Influence of cell fixation on chromatin topography
Using in situ hybridization techniques, a fixation step must precede denaturation to prevent disintegration of the chromosomes. The analysis of nuclei fixed by paraformaldehyde, preserving the native structure (three-dimensional or 3D fixation and analysis) has become possible with the development of confocal microscopy; however, the analysis of those fixed by methanol and acetic acid, dehydrating the nuclei (two-dimensional or 2D fixation and analysis), remains a very valuable tool for practical use in diagnostics and also in many cases for research. We compared both types of fixation and analyses using different cell lines and different DNA probes. Fixation of cells by methanol and acetic acid leads to the enlargement of contact of nuclei with the slide surface, resulting in a substantial increase of nuclear diameter, flattening of the nucleus, and consequently to a distortion of gene topology. Our results indicate that chromatin structures located in the outer parts of the nuclear volume (e.g., heterochromatin of some centromeres) are relatively shifted to the membrane of these nuclei, keeping the absolute centromere-membrane distance constant. On the other hand, euchromatin located in the inner parts of the nuclear volume is not shifted outside proportionally to the increase of molecular dimensions; consequently, the relative distances for the center of nucleus to gene are smaller after methanol-acetic acid fixation.
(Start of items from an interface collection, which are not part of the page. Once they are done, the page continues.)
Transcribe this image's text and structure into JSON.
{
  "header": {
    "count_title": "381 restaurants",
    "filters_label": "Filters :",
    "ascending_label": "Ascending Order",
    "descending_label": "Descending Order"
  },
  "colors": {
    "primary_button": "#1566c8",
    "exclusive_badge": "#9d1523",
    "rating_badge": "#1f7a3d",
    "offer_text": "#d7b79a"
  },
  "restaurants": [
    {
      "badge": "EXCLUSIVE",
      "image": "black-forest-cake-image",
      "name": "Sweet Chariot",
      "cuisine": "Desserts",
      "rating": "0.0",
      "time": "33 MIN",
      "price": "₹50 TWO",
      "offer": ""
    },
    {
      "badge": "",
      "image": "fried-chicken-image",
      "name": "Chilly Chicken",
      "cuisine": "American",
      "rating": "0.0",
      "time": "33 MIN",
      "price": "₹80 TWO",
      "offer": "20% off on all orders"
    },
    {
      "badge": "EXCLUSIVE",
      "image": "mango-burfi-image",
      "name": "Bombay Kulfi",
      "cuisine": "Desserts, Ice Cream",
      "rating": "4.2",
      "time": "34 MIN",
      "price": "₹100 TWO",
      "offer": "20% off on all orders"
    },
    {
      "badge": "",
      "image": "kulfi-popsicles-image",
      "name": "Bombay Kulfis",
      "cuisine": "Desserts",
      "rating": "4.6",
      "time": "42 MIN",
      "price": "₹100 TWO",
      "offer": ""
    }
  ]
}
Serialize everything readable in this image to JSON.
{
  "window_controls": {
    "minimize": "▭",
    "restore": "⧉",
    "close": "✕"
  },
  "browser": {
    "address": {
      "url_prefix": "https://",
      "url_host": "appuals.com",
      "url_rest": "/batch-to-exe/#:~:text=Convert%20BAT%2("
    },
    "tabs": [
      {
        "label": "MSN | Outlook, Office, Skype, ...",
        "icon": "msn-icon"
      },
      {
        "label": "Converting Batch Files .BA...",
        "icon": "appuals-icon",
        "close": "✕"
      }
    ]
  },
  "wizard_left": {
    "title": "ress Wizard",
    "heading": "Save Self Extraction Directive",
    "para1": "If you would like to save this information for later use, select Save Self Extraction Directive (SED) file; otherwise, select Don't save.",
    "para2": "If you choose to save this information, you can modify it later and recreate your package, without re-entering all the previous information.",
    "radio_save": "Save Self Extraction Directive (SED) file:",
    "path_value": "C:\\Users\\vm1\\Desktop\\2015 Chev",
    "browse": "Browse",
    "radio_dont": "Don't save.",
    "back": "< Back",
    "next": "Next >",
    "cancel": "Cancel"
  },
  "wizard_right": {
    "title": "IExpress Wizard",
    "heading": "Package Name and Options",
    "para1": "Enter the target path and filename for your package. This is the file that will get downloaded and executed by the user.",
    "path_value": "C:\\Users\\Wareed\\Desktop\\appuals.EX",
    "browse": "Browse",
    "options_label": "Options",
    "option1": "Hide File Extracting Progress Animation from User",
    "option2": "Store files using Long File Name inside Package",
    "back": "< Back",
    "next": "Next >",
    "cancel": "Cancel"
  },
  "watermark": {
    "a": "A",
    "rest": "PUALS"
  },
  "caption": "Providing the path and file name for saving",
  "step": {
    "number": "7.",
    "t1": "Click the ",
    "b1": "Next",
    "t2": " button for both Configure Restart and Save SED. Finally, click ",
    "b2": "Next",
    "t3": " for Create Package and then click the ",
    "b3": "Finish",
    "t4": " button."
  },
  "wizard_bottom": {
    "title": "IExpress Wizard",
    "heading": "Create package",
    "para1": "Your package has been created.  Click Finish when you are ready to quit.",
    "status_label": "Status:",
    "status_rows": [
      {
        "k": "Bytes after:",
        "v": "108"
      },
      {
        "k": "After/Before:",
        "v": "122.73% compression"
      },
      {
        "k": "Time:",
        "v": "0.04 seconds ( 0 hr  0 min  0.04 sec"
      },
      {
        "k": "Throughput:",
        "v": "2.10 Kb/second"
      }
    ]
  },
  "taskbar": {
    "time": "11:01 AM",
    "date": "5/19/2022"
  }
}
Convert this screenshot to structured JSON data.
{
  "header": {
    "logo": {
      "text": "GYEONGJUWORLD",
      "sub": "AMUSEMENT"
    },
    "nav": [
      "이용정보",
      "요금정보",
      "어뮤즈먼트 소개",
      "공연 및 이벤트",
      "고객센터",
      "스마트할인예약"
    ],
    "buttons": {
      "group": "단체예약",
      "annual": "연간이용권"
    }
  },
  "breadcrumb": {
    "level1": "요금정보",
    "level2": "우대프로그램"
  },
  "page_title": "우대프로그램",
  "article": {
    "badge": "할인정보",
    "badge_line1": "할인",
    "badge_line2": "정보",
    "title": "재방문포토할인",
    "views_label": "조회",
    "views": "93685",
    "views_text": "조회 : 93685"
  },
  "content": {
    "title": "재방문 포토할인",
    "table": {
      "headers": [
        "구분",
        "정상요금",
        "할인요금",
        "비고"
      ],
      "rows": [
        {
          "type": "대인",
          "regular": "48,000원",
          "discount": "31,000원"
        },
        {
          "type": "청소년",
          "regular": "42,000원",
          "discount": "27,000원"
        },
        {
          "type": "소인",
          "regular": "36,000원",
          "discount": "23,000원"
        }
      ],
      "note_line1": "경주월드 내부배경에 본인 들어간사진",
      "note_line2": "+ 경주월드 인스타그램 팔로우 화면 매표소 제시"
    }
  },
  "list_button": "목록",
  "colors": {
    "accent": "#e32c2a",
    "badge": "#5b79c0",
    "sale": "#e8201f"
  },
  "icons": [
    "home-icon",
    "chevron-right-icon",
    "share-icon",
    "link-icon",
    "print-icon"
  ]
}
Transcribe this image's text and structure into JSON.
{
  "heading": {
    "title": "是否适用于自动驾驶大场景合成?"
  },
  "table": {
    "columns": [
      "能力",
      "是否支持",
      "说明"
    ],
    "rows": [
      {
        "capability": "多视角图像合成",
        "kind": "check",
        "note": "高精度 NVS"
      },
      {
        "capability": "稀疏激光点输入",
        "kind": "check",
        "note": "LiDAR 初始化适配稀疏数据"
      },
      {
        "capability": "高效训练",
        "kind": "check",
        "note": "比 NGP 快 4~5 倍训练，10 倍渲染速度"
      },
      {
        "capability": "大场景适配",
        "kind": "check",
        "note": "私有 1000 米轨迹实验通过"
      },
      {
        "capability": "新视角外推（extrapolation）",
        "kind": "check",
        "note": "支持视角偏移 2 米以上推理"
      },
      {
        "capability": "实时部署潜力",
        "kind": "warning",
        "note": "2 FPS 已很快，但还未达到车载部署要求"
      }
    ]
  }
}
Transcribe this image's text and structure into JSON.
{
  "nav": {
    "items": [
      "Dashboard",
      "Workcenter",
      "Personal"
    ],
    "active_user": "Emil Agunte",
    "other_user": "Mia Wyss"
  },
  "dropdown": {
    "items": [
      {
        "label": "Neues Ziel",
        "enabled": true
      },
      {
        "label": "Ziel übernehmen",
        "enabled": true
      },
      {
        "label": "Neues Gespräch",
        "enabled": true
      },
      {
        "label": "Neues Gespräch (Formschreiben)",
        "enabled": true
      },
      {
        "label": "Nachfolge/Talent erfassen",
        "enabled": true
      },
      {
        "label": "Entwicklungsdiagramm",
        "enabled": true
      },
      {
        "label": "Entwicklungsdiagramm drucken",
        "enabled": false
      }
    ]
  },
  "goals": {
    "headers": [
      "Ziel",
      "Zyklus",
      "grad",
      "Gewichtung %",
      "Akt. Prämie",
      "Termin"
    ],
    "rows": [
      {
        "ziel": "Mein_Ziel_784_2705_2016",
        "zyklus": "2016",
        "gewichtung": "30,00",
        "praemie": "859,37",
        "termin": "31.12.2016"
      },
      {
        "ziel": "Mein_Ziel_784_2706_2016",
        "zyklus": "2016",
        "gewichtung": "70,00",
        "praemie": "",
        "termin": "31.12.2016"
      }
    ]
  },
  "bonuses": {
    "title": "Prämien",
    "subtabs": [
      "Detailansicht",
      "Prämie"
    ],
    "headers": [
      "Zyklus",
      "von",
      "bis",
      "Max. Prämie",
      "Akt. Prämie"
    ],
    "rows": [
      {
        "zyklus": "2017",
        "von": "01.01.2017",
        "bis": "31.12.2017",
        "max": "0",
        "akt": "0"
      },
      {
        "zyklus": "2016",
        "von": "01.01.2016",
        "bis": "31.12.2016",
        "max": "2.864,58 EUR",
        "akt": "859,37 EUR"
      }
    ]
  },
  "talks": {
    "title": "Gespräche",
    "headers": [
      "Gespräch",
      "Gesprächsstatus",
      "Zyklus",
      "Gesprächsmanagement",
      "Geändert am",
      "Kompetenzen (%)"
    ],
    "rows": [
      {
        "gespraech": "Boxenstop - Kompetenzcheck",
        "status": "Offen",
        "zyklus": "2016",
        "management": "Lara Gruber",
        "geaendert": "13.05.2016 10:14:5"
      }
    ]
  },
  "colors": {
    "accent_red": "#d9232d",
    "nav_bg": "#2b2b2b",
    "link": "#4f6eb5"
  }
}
The limitations of the analysis of dehydrated preparations for practical use and in research are discussed. (C) 2000 Academic Press.